# Problem statement
I'd like the data below restated word for word, with the pictures left out.

(Interface dataset entries)
-*-

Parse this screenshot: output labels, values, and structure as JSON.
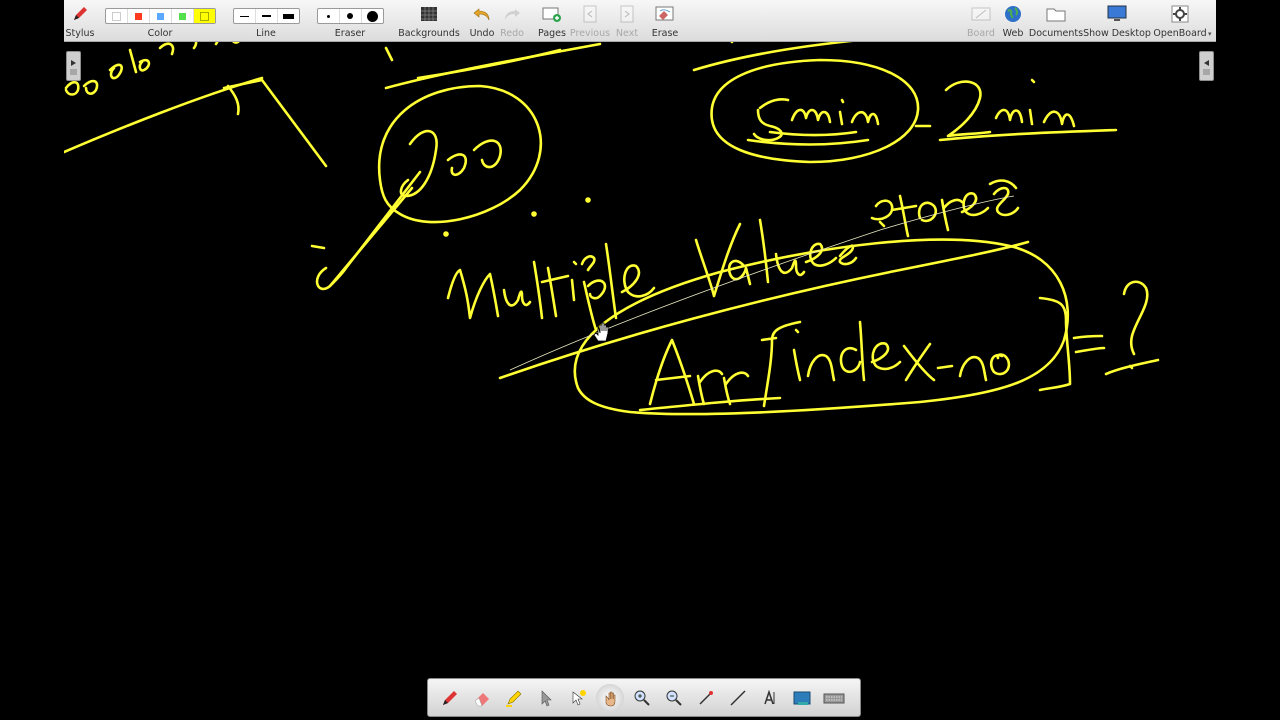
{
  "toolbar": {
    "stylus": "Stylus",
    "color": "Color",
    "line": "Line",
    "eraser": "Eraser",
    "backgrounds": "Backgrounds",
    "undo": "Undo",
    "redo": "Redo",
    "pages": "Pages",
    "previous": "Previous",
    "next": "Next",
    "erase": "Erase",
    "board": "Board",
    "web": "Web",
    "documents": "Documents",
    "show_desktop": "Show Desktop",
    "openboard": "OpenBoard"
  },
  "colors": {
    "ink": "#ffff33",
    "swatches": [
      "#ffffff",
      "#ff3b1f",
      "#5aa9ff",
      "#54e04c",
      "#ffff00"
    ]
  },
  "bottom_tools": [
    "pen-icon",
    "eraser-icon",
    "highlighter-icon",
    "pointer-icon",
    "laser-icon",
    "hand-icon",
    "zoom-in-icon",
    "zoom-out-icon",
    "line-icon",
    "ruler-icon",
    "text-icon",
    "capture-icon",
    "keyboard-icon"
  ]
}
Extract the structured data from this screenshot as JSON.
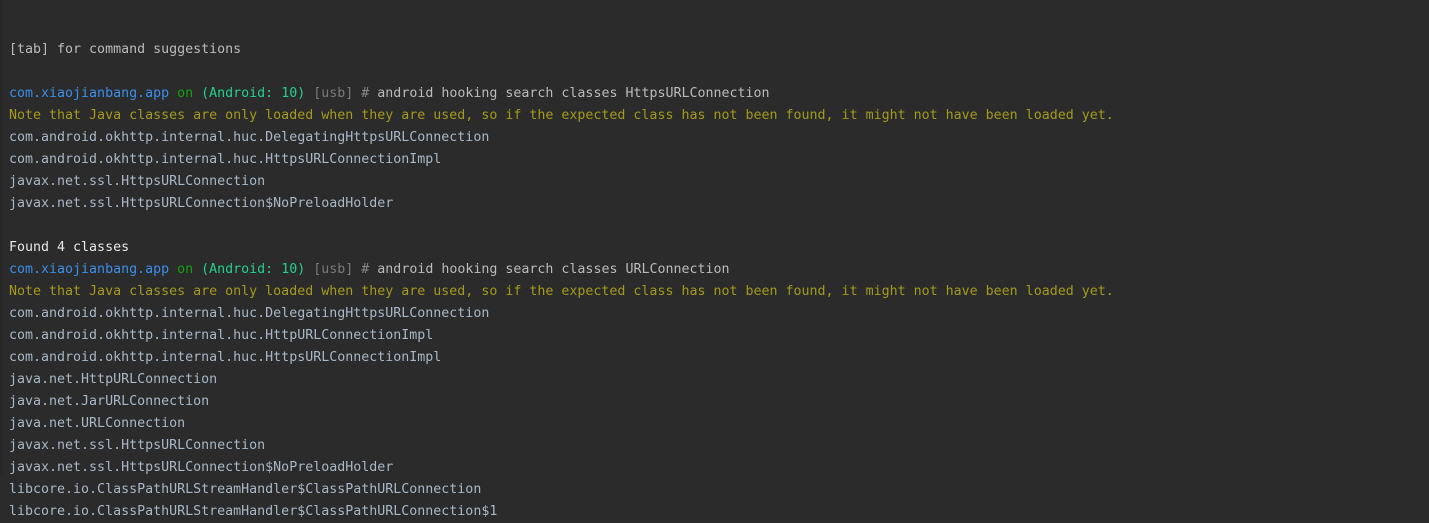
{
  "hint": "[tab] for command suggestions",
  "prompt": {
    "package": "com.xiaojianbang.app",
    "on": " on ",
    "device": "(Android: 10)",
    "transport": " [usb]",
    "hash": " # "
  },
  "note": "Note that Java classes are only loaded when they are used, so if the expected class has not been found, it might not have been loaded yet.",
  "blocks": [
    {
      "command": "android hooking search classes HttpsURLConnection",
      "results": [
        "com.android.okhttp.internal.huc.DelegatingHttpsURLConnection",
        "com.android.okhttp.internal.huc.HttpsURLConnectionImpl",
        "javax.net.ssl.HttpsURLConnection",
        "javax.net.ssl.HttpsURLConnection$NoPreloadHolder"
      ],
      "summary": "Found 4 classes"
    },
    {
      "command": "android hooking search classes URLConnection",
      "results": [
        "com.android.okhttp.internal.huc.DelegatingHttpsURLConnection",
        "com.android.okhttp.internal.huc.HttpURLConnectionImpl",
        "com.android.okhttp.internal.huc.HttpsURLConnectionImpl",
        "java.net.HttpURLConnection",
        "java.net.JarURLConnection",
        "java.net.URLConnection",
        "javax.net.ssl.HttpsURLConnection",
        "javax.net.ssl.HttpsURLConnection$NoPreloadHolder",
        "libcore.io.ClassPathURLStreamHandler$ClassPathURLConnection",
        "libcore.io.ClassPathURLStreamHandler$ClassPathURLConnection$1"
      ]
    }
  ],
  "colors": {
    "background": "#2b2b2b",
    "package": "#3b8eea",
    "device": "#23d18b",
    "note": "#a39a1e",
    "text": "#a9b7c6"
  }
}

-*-

# Expected answer
Parse this screenshot: output labels, values, and structure as JSON.
{
  "toolbar": {
    "stylus": "Stylus",
    "color": "Color",
    "line": "Line",
    "eraser": "Eraser",
    "backgrounds": "Backgrounds",
    "undo": "Undo",
    "redo": "Redo",
    "pages": "Pages",
    "previous": "Previous",
    "next": "Next",
    "erase": "Erase",
    "board": "Board",
    "web": "Web",
    "documents": "Documents",
    "show_desktop": "Show Desktop",
    "openboard": "OpenBoard"
  },
  "colors": {
    "ink": "#ffff33",
    "swatches": [
      "#ffffff",
      "#ff3b1f",
      "#5aa9ff",
      "#54e04c",
      "#ffff00"
    ]
  },
  "bottom_tools": [
    "pen-icon",
    "eraser-icon",
    "highlighter-icon",
    "pointer-icon",
    "laser-icon",
    "hand-icon",
    "zoom-in-icon",
    "zoom-out-icon",
    "line-icon",
    "ruler-icon",
    "text-icon",
    "capture-icon",
    "keyboard-icon"
  ]
}
Extract the structured data from this screenshot as JSON.
{
  "hint": "[tab] for command suggestions",
  "prompt": {
    "package": "com.xiaojianbang.app",
    "on": " on ",
    "device": "(Android: 10)",
    "transport": " [usb]",
    "hash": " # "
  },
  "note": "Note that Java classes are only loaded when they are used, so if the expected class has not been found, it might not have been loaded yet.",
  "blocks": [
    {
      "command": "android hooking search classes HttpsURLConnection",
      "results": [
        "com.android.okhttp.internal.huc.DelegatingHttpsURLConnection",
        "com.android.okhttp.internal.huc.HttpsURLConnectionImpl",
        "javax.net.ssl.HttpsURLConnection",
        "javax.net.ssl.HttpsURLConnection$NoPreloadHolder"
      ],
      "summary": "Found 4 classes"
    },
    {
      "command": "android hooking search classes URLConnection",
      "results": [
        "com.android.okhttp.internal.huc.DelegatingHttpsURLConnection",
        "com.android.okhttp.internal.huc.HttpURLConnectionImpl",
        "com.android.okhttp.internal.huc.HttpsURLConnectionImpl",
        "java.net.HttpURLConnection",
        "java.net.JarURLConnection",
        "java.net.URLConnection",
        "javax.net.ssl.HttpsURLConnection",
        "javax.net.ssl.HttpsURLConnection$NoPreloadHolder",
        "libcore.io.ClassPathURLStreamHandler$ClassPathURLConnection",
        "libcore.io.ClassPathURLStreamHandler$ClassPathURLConnection$1"
      ]
    }
  ],
  "colors": {
    "background": "#2b2b2b",
    "package": "#3b8eea",
    "device": "#23d18b",
    "note": "#a39a1e",
    "text": "#a9b7c6"
  }
}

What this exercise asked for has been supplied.